▼

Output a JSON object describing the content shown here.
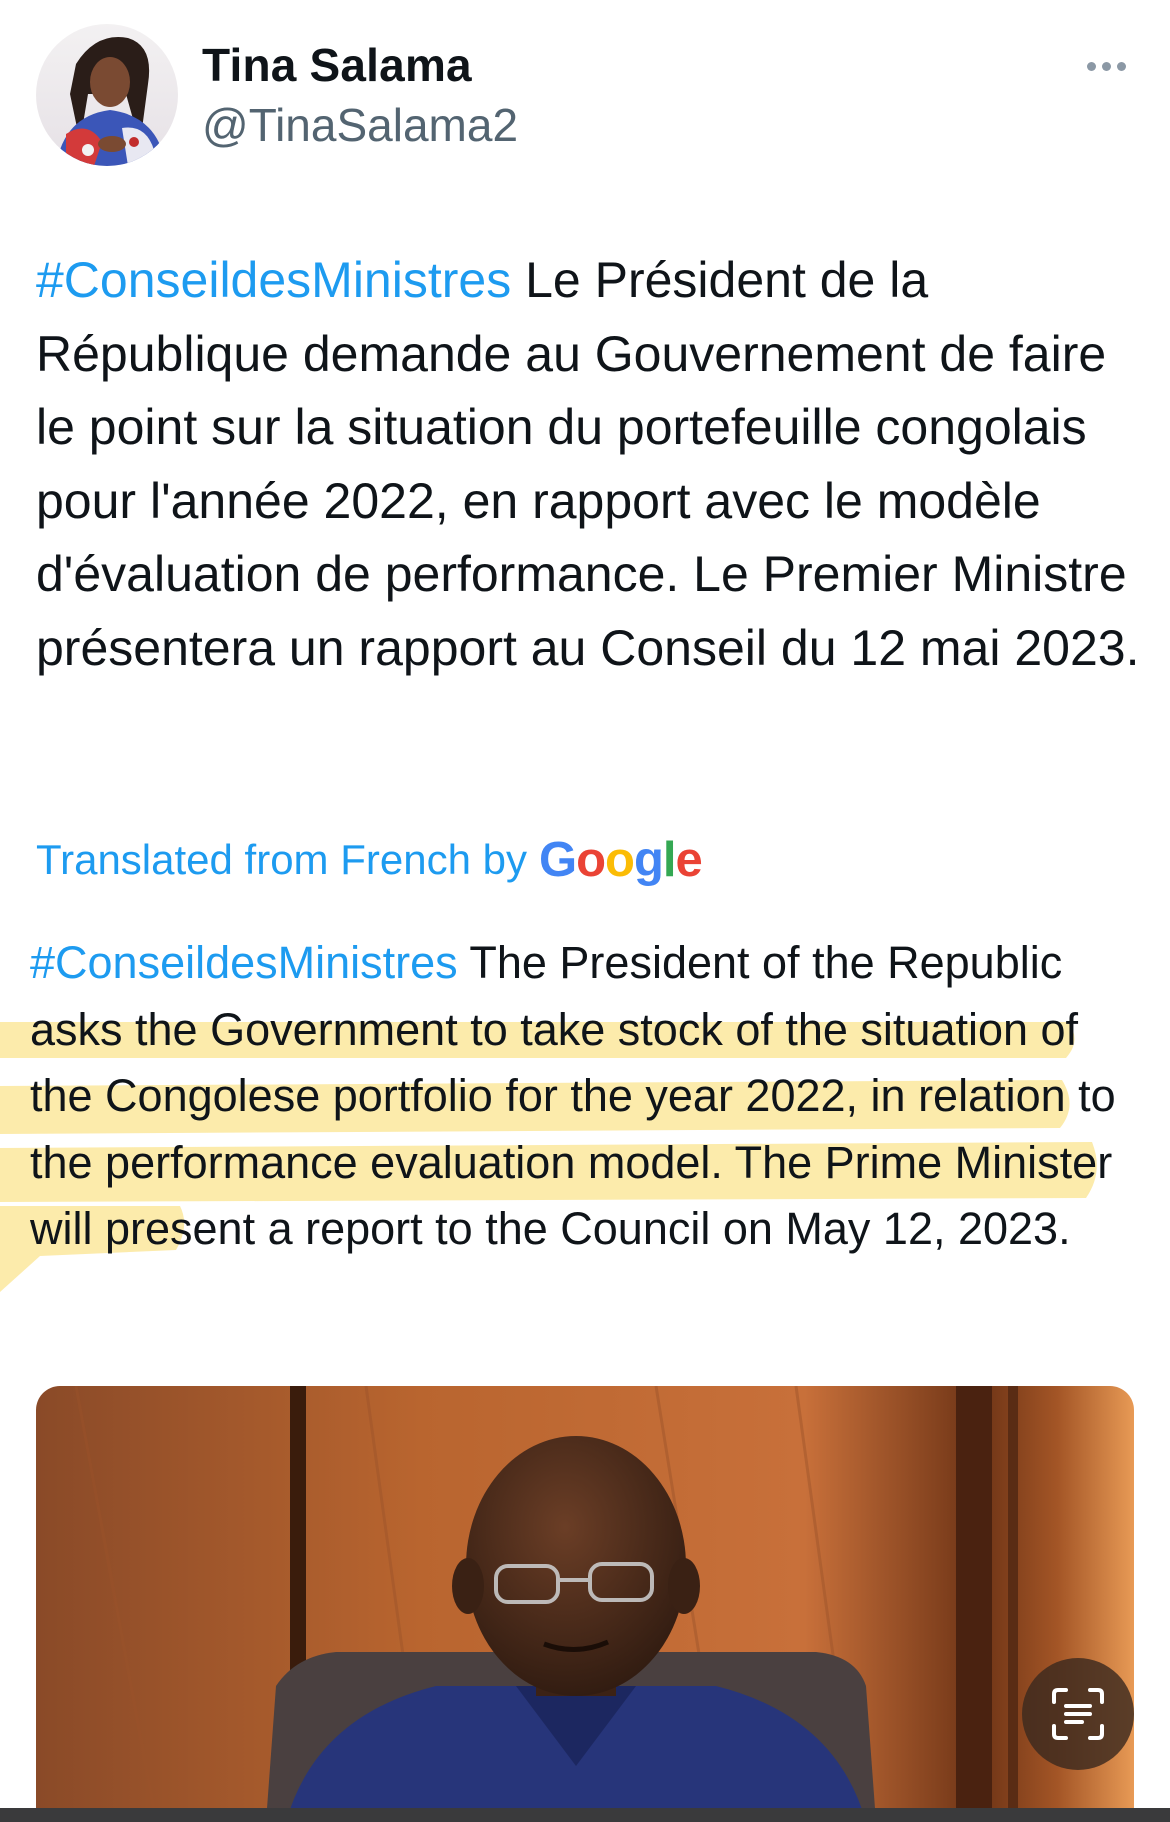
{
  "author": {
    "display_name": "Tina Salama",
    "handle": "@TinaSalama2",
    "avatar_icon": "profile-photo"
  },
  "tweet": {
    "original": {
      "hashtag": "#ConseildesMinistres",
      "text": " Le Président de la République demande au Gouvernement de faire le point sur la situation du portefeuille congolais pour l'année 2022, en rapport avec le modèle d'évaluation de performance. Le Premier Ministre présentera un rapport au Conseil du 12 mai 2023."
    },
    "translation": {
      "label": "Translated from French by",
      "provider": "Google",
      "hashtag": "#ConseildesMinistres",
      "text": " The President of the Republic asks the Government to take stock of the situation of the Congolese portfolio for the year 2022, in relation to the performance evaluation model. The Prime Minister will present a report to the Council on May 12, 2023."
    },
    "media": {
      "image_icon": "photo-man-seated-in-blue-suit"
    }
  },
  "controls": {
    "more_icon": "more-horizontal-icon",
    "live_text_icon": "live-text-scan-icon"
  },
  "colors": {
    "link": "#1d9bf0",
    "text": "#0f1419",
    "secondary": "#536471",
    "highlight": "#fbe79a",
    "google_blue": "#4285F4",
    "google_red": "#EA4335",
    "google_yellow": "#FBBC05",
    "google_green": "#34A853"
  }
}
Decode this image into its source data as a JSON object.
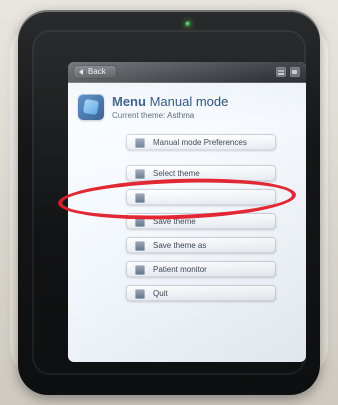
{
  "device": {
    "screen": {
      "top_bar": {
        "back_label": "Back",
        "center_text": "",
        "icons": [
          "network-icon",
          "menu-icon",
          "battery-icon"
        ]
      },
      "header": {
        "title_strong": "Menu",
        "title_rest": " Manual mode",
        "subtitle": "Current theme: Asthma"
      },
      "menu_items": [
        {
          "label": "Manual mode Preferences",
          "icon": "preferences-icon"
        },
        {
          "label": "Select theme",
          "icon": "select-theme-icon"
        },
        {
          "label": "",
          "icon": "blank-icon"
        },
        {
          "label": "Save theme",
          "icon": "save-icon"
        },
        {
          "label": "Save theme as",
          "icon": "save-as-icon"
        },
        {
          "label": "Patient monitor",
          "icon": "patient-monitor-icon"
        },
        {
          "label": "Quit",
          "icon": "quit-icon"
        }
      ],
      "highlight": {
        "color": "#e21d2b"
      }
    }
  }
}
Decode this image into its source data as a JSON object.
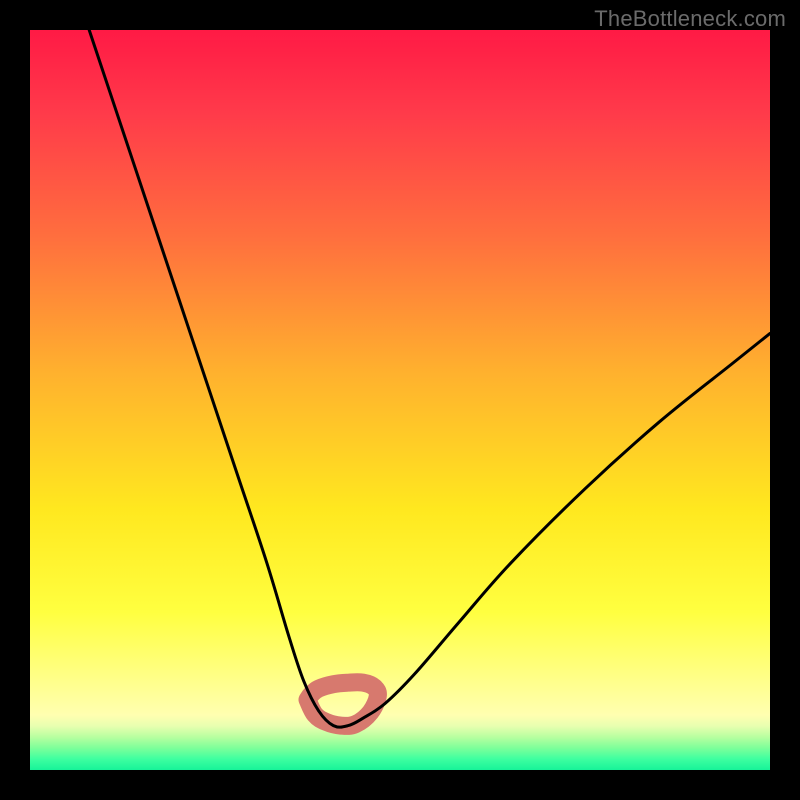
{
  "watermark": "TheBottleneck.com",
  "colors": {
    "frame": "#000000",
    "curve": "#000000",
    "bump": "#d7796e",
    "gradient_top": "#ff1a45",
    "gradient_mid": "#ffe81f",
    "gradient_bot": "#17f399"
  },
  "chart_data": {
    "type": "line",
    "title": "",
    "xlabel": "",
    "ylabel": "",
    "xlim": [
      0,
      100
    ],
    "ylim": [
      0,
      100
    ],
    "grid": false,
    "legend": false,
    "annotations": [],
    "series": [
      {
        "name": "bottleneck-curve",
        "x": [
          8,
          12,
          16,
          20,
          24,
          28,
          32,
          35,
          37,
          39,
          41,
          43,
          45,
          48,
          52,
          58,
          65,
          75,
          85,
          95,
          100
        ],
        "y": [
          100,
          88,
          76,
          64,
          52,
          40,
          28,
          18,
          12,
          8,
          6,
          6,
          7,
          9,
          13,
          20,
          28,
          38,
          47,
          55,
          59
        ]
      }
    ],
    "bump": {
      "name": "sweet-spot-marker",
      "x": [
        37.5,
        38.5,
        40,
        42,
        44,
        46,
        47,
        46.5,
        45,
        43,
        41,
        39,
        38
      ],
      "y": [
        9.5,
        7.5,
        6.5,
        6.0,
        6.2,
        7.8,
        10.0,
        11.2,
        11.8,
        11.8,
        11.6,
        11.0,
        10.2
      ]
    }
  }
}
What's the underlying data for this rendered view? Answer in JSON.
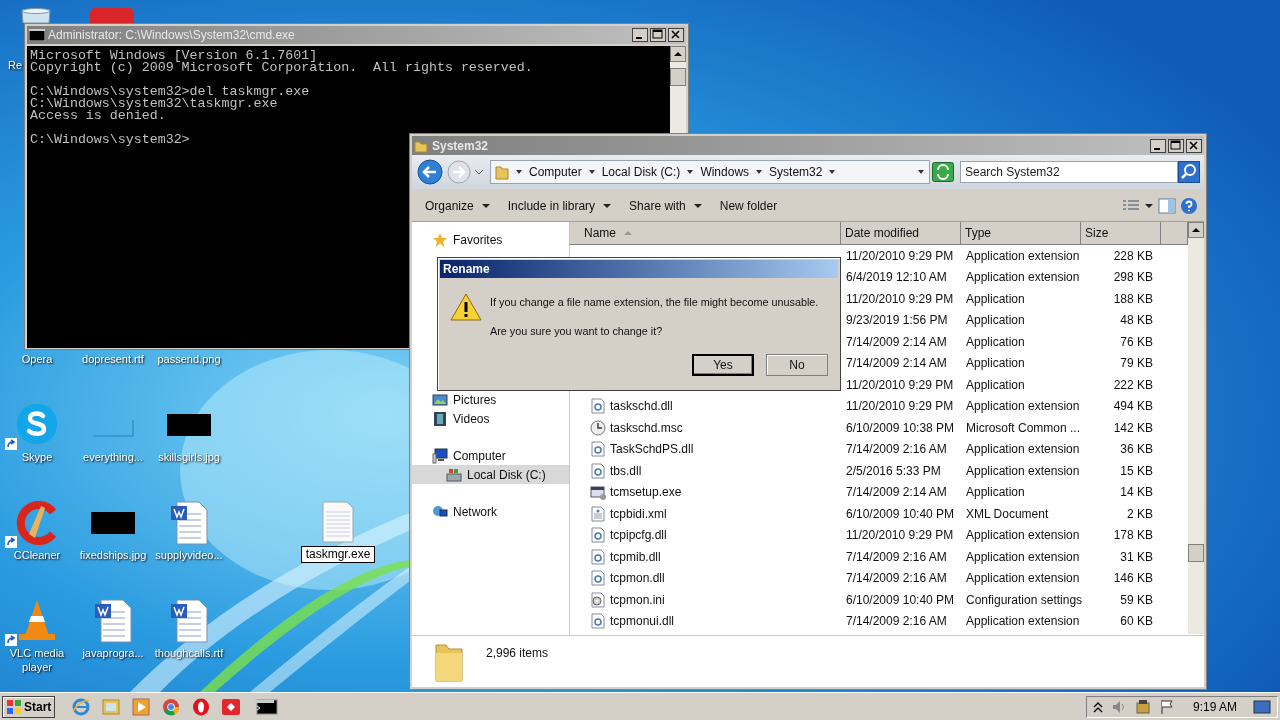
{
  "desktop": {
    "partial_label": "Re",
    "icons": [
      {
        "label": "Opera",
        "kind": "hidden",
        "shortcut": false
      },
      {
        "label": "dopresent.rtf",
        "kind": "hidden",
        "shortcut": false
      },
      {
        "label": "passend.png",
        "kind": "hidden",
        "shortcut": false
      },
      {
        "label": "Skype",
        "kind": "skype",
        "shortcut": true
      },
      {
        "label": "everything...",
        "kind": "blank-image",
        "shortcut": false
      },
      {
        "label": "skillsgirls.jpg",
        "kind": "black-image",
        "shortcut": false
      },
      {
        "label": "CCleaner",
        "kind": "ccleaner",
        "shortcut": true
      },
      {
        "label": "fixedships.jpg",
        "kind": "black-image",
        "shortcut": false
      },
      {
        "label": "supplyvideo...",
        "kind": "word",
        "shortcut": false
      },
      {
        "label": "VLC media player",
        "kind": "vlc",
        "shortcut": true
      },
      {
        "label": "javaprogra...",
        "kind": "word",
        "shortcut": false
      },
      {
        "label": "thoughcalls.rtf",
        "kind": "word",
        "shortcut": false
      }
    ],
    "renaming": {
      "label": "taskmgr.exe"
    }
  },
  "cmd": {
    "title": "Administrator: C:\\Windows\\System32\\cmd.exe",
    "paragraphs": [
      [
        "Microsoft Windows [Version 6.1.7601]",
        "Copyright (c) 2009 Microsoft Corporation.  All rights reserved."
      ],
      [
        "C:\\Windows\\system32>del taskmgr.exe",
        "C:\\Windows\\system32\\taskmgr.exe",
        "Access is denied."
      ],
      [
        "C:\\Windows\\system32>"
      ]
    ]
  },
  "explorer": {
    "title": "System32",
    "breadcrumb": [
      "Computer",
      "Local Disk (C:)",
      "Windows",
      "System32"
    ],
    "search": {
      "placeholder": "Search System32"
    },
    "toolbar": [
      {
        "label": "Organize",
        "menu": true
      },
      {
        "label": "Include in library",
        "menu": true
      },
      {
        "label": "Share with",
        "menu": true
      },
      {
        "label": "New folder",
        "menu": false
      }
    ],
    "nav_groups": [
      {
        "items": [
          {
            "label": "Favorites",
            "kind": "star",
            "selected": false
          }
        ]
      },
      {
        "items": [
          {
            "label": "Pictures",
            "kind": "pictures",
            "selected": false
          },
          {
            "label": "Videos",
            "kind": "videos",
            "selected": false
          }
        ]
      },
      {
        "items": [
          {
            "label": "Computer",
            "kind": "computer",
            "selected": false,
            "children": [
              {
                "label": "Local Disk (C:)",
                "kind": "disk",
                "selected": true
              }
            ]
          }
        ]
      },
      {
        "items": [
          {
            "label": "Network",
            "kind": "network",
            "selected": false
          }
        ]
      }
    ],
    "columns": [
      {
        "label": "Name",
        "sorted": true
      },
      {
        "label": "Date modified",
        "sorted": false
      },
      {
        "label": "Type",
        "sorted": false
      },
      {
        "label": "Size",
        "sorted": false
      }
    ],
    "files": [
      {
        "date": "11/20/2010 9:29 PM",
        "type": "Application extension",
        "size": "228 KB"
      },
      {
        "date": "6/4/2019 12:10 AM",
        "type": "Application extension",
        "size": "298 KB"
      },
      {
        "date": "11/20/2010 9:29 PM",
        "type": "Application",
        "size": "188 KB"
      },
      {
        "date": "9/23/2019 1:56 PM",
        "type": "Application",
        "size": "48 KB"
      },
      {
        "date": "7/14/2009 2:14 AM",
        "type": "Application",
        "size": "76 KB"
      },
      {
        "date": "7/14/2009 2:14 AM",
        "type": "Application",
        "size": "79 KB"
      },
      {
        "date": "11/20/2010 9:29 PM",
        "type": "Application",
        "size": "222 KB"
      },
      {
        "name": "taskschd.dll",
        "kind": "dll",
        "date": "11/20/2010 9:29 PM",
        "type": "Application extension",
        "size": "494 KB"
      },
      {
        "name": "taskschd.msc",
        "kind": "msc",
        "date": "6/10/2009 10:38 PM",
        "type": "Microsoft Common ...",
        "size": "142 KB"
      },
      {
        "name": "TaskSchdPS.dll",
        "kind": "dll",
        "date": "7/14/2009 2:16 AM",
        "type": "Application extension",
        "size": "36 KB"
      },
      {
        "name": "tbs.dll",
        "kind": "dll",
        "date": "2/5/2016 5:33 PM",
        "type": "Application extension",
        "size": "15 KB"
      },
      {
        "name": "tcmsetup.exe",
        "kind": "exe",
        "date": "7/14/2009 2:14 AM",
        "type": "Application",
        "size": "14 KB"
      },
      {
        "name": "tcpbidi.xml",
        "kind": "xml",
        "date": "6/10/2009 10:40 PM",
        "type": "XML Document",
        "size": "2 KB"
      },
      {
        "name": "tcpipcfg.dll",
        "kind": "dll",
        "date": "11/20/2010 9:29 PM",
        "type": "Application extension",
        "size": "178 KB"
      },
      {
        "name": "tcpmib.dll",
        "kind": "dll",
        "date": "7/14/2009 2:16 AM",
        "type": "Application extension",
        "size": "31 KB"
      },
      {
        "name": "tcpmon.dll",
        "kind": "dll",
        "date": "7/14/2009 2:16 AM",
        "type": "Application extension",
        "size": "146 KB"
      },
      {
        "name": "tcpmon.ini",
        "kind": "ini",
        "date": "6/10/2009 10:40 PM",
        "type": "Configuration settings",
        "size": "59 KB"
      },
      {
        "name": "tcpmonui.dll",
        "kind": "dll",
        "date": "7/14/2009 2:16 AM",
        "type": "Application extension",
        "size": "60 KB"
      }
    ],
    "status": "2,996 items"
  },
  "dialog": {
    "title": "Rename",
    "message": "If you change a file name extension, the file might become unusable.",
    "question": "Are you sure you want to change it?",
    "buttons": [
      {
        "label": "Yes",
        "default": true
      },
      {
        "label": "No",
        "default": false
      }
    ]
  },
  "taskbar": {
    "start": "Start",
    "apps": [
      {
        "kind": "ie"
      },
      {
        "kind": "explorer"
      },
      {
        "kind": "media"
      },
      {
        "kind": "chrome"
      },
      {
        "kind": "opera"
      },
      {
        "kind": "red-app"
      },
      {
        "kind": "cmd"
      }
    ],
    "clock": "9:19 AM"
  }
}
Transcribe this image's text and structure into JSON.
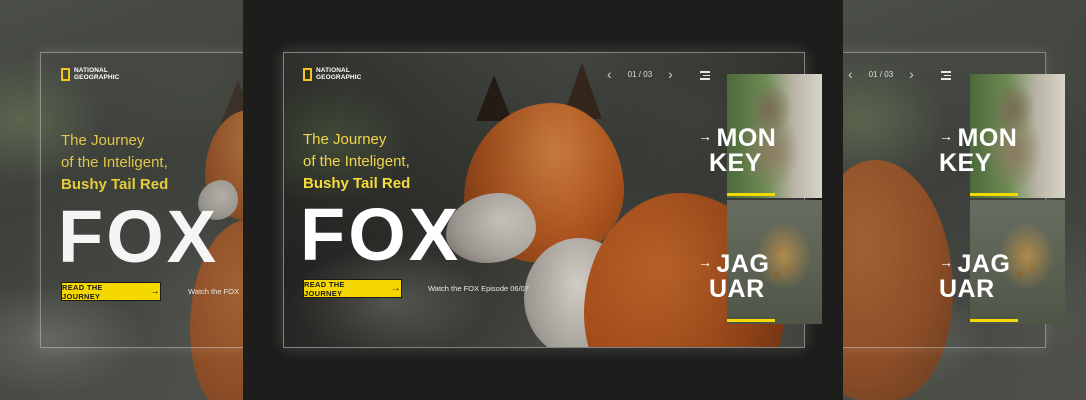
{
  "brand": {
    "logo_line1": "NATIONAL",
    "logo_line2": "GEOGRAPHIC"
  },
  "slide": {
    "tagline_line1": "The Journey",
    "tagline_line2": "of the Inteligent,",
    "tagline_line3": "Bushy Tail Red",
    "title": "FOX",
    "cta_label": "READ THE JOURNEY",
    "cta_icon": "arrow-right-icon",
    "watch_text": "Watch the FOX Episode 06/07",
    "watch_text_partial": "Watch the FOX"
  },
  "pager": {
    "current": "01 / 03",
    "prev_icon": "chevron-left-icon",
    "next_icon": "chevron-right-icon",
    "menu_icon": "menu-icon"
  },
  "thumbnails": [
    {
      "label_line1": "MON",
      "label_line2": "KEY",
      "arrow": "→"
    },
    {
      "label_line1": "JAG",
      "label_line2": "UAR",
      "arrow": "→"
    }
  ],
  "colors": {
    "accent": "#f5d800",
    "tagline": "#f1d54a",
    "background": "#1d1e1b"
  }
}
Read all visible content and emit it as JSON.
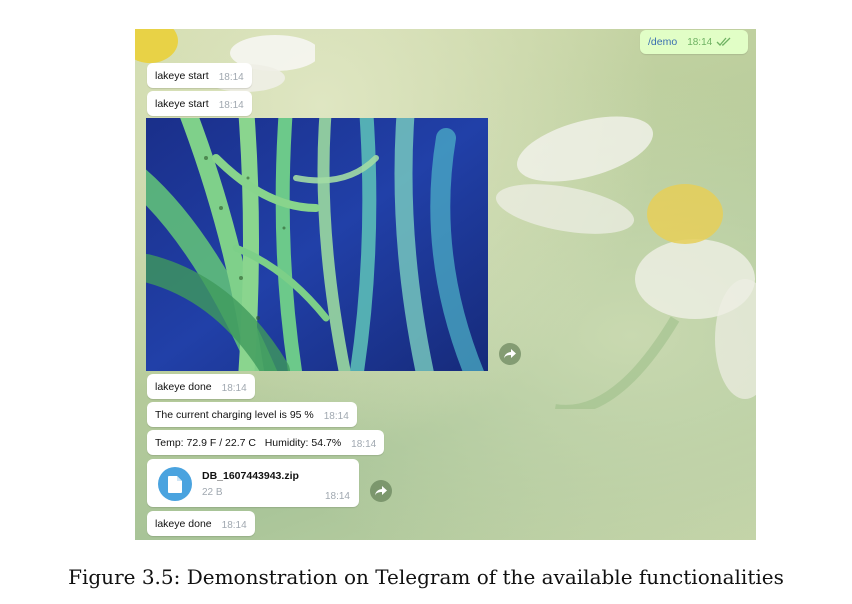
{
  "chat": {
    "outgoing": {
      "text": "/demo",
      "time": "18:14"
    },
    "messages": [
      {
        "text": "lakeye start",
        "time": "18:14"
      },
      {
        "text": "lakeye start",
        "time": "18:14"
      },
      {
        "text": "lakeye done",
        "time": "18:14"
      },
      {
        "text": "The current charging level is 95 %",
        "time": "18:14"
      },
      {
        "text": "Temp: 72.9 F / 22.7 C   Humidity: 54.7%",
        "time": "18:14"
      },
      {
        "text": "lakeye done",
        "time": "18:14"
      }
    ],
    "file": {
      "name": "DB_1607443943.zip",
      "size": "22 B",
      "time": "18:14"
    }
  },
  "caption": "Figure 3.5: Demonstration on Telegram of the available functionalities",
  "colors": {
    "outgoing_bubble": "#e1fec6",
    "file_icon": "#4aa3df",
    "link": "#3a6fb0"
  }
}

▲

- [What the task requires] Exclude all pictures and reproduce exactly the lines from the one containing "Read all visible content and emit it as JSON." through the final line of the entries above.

- [The answer]
Read all visible content and emit it as JSON.
{
  "chat": {
    "outgoing": {
      "text": "/demo",
      "time": "18:14"
    },
    "messages": [
      {
        "text": "lakeye start",
        "time": "18:14"
      },
      {
        "text": "lakeye start",
        "time": "18:14"
      },
      {
        "text": "lakeye done",
        "time": "18:14"
      },
      {
        "text": "The current charging level is 95 %",
        "time": "18:14"
      },
      {
        "text": "Temp: 72.9 F / 22.7 C   Humidity: 54.7%",
        "time": "18:14"
      },
      {
        "text": "lakeye done",
        "time": "18:14"
      }
    ],
    "file": {
      "name": "DB_1607443943.zip",
      "size": "22 B",
      "time": "18:14"
    }
  },
  "caption": "Figure 3.5: Demonstration on Telegram of the available functionalities",
  "colors": {
    "outgoing_bubble": "#e1fec6",
    "file_icon": "#4aa3df",
    "link": "#3a6fb0"
  }
}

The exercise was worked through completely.